What is a Casino?


A Casino is an establishment where players can gamble on a wide range of games. These include slots, roulette, blackjack, craps, keno, and baccarat.

The word casino is derived from the Italian phrase “casino del gioco,” meaning “game room.” A gambling house is often built near or combined with hotels, resorts, restaurants, retail shopping, cruise ships, and other tourist attractions. In the United States, casino gambling was introduced in Atlantic City in 1978 and has since spread to many American Indian reservations, Puerto Rico, and countries in South America.

Casinos are often designed to entice large bettors into playing, by providing extravagant inducements, such as free transportation, hotel rooms, and dining facilities. These inducements do not reduce the casino’s edge (see the following section), but they are a major source of profit to casinos.

Various games of chance are offered by casinos, most of which have mathematically determined odds that ensure the house has at all times an advantage over its patrons. This advantage is called the house edge and can be expressed as a negative expected value.

Slots and Video Poker Machines are the most popular games played at casinos, and they generate a significant percentage of the income for the casino. These machines are based on reels that spin to display bands of colored shapes.

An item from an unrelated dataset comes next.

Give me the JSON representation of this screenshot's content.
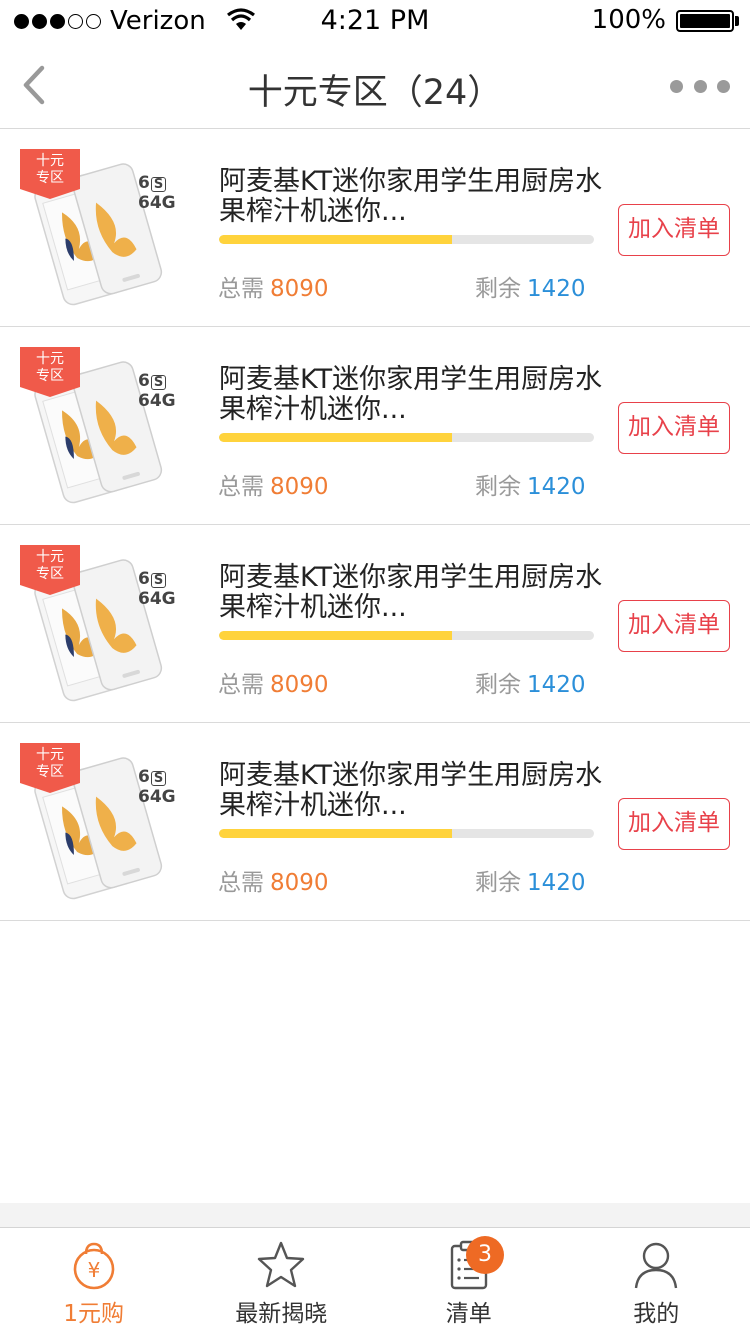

These machines are controlled by on-board computer chips and do not require player skill or strategy to win a prize. These chips help the casino track player activity and ensure that only valid wagers are made, reducing the risk of fraud and money laundering.